The First Black Rambler

Ben Bluitt, Loyola’s first African-American player, became head coach at Cornell in 1974.

According to Arthur Ashe’s book A Hard Road to Glory, the history of blacks playing basketball for predominantly white colleges goes back at least as far as 1904, when Samuel Ransom, a four-sport athlete from Chicago, starred for Beloit College in southern Wisconsin. Over the next 40 years, however, the list is short and studded with the names of exceptional figures like Paul Robeson (Rutgers, 1915-1918), Ralph Bunche (UCLA, 1921-22), and Jackie Robinson (UCLA, 1939-41). As with so many aspects of modern American life, the big changes began at the end of World War II, when military service prompted blacks to seek their due in mainstream society.

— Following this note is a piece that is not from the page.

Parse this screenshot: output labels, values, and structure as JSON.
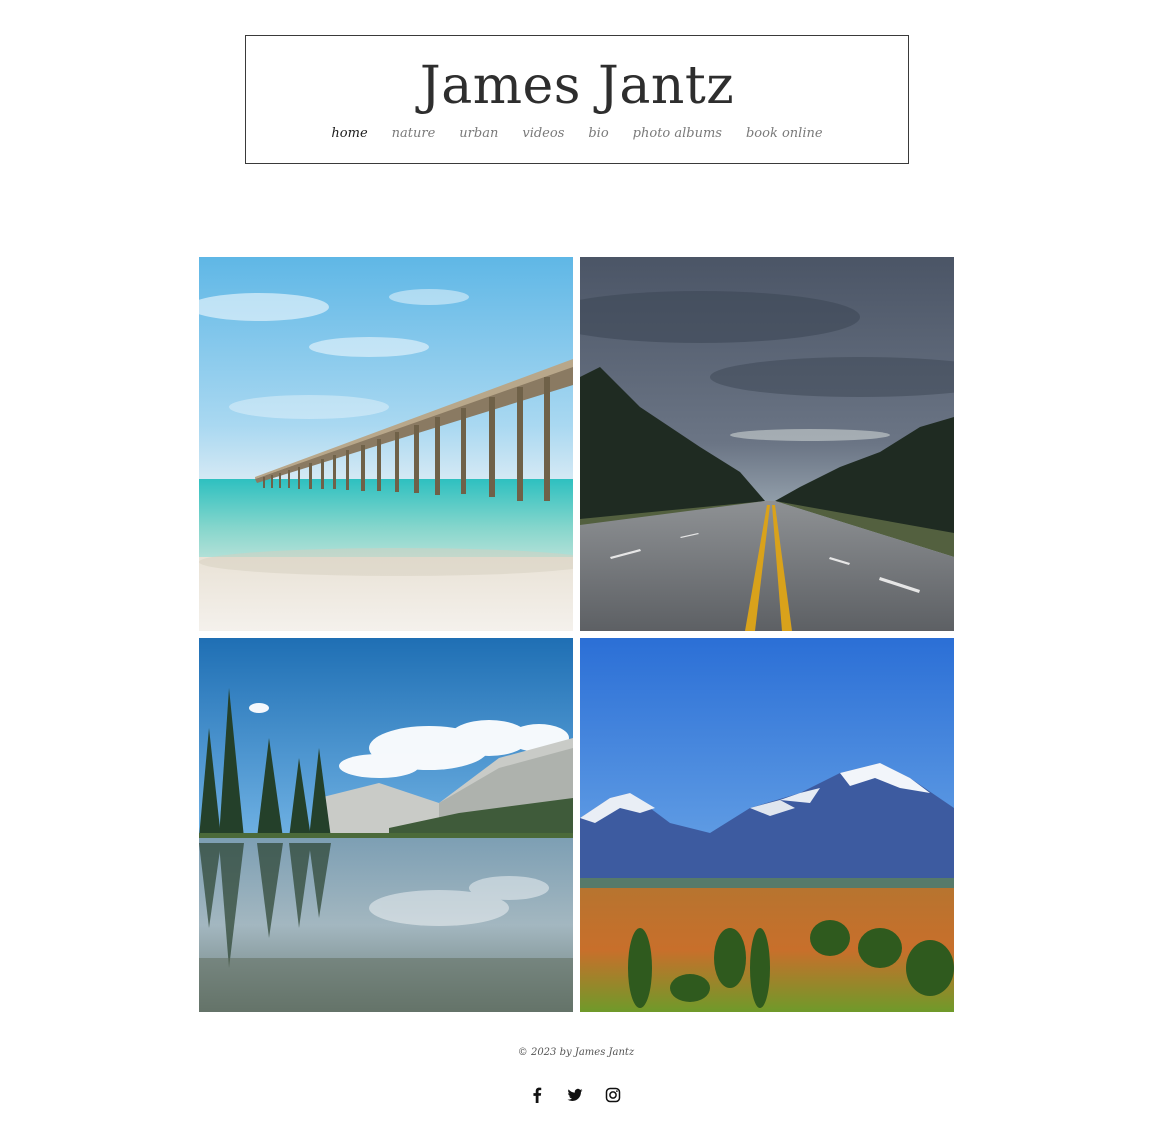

Loyola’s first black player (as best we can determine) was Ben Bluitt, who starred at Englewood High School and served in the Army Air Force before enrolling at Loyola in 1946. He later coached at DuSable and Farragut high schools in Chicago, as an assistant at the University of Detroit (another Jesuit institution), and at Cornell, where he was the first black head coach (and second, by a season, in the Ivy League).

Chicago’s black newspaper, the Defender, watched closely as Bluitt and Loyola stumbled through unfamiliar territory. Early in Bluitt’s first season, when he was the second-string center, the paper announced a misstep: “Loyola Coach Meekly Bows to Texas Jim Crow,” the headline charged. Coach Tom Haggerty had decided to leave Bluitt home as the team made a three-game swing through Texas to play SMU and Texas Christian.

Earlier the Defender had cheered the University of Nevada for better dealing with a similar problem. Before a football game that Nevada had scheduled at Mississippi State College, Mississippi State’s athletic director, C.R. “Dudy” Noble (whom we will meet again), wrote to Nevada suggesting that they might want to travel without two of their star players, both veterans of the war who happened to be black. Their presence in his state would “cause unfortunate commotion,”  Noble explained. Nevada rebuffed the suggestion and canceled the game.

Just a few days later, a similar controversy kieboshed a football game between Penn State and Miami of Florida.  The Defender reported that this game had been arranged about a year before, after several years of trying byMiami officials. But when they realized that Penn State’s roster would include two blacks, they objected that it would be “difficult to carry out arrangements.”Penn State’s dean of athletics advised Miami that the two players were “regular members of the Penn State football squad” and would not be left home. Instead, Penn State canceled the game.

Compared to these righteous acts, the Defender found Loyola’s treatment of Ben Bluitt wanting. Coach Haggerty tried to soften the insult by insisting that Bluitt would play when the Texas teams came to Chicago later in the season, but the Defender wasn’t satisfied. “Loyola had a chance to stand out and prove to the world that it stood for equality of opportunity and equality of justice. It failed.” When the Texas teams came north, a Defender headline jeered “Hurrah! Haggerty uses Ben Bluitt Against Crackers.”

Unfortunately, having defeated SMU in Texas without Bluitt, Loyola lost on their home court with him.